Yet the best Robredo-the-Goliath could muster against Marcos-the-David is a “statistical tie”.
Really? After all that money spent on private jets, government choppers, and TV ads?
Indeed, despite all the odds stacked up in favour of Robredo Inc, Marcos puts up a good fight. The Vice Presidential race between Marcos and Robredo was like a tug-of-war between a man and a bulldozer — with a tied outcome. In such a contest yielding such an outcome, you’d sell the bulldozer for scrap!
Why does Robredo enjoy the noisiest clique of supporters on social media? Because she is also the easy candidate to support: prayerful, widowed, and “humble” (in the way Filipinos define the term), she is a safe topic for conversation in polite circles sipping lattes at the local Starbucks. Her persona fits hand-in-glove into that holy-mother-of-god space in the Martial-Law-is-Evil narrative that decades of rote indoctrination in polite “Catholic” schools have drilled into an entire generation of “men-for-others” by Padre Damaso.
But, hold on, analysts have pointed out that the reason Bongbong Marcos’s numbers surged to a seemingly powerful million-vote lead in the first several hours of “unofficial counts” following the closure of the voting last Monday was because it was precincts in the Philippines’ relatively tonier and better-educated urban centres that had managed to transmit the results first. Indeed, this is consistent with what the polls have been saying — that young, educated, upwardly-mobile Filipinos constitute the bulk of Marcos’s support base. Robredo, on the other hand, is not strong with The Force, but with the dirty smelly “victims” of Aquinomics’s exclusive “GDP growth” — the hungry rural bottom-dwellers in places like, say, Kidapawan or, Camarines Sur. How ironic.
Perhaps then I might need to re-evaluate the composition of my Facebook timeline. If I were to judge Marcos’s personal brand using my Facebook timeline alone, I’d be convinced by now that he is evil personified — a vile crook that is deserving of the demonisation he’s been copping and, if one meets him at a party, the wine one would pour over his head.
But statistics are usually counter-intuitive. Numbers don’t necessarily support our emotional impulses and comfy private-school-ingrained convictions. People who are pathologically afraid of flying are convinced that flying is dangerous despite hard mathematical evidence just a Google search away proving that, passenger-mile-for-passenger-mile, air travel is the safest means to get from A to B.

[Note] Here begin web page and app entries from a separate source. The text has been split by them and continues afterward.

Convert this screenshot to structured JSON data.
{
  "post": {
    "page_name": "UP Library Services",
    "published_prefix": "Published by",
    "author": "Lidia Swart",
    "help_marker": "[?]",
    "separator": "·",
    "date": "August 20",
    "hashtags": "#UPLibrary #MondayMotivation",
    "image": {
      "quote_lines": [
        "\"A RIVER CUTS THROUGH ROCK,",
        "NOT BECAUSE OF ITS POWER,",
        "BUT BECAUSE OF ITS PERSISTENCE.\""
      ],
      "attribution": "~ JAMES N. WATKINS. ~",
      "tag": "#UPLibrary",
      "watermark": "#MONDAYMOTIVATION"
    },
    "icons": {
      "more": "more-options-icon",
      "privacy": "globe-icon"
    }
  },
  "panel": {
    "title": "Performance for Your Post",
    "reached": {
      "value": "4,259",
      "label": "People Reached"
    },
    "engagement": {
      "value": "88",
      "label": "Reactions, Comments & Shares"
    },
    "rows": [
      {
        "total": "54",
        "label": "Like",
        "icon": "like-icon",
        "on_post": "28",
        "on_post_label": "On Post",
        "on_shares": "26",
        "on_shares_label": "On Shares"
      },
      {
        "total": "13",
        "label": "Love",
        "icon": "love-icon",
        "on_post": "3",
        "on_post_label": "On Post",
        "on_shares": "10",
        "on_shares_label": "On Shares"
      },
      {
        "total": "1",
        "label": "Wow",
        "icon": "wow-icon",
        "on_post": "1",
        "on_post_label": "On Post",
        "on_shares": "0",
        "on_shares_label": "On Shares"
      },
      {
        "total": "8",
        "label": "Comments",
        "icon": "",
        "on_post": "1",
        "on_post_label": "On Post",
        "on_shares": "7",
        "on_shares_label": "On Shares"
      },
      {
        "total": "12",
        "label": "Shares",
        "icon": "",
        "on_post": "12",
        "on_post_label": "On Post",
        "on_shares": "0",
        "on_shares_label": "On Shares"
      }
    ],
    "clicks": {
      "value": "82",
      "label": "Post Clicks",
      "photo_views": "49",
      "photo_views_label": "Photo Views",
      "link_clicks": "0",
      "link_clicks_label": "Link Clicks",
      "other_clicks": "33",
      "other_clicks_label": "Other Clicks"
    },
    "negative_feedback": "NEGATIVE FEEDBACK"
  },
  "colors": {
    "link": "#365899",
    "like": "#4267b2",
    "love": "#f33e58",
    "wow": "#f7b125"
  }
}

It is possible then that there is something pathological about the way certain quarters of Philippine society continue to tremble in fear of the remote possibility that the Philippines will suffer a return to the “dark ages” of “the Martial Law Years”. Some idiots are even suggesting that a course on Martial Law Crybabyism 101 be made mandatory in the nation’s learning institutions!

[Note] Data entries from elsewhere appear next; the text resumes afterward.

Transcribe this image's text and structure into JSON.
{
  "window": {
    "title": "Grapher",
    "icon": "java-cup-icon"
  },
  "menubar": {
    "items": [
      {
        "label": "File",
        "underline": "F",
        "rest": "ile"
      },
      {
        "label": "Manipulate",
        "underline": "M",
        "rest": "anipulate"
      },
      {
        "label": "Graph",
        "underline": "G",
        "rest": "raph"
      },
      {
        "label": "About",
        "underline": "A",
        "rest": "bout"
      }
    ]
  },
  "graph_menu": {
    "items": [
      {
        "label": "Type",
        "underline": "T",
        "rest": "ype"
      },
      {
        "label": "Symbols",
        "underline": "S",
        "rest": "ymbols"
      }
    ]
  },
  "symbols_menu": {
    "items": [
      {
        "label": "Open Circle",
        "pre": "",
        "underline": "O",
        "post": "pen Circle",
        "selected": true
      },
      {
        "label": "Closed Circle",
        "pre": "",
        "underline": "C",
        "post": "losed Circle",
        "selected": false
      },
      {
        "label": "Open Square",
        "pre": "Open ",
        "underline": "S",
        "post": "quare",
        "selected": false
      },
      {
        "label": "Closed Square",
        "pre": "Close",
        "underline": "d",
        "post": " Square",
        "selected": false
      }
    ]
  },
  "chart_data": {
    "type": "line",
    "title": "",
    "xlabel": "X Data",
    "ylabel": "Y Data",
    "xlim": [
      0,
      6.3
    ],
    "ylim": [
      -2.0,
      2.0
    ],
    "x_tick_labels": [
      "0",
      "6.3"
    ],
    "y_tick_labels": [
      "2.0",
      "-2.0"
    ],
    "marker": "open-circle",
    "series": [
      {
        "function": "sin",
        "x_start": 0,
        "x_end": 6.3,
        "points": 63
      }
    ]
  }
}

Note how I use the term “certain quarters” to describe the community of bozos who we can classify as Martial Law Crybabies. The mathematics show that the most educated, well-fed, and well-bred members of Philippine society have managed to shed that tired old relic of 1980’s political emotionalism. TheEureka! moment for me is that Martial Law Crybabyism is no longer the mainstream school of thought it used to be.
Time to face the future like men and stop squirming all over the floor bawling like little girlies.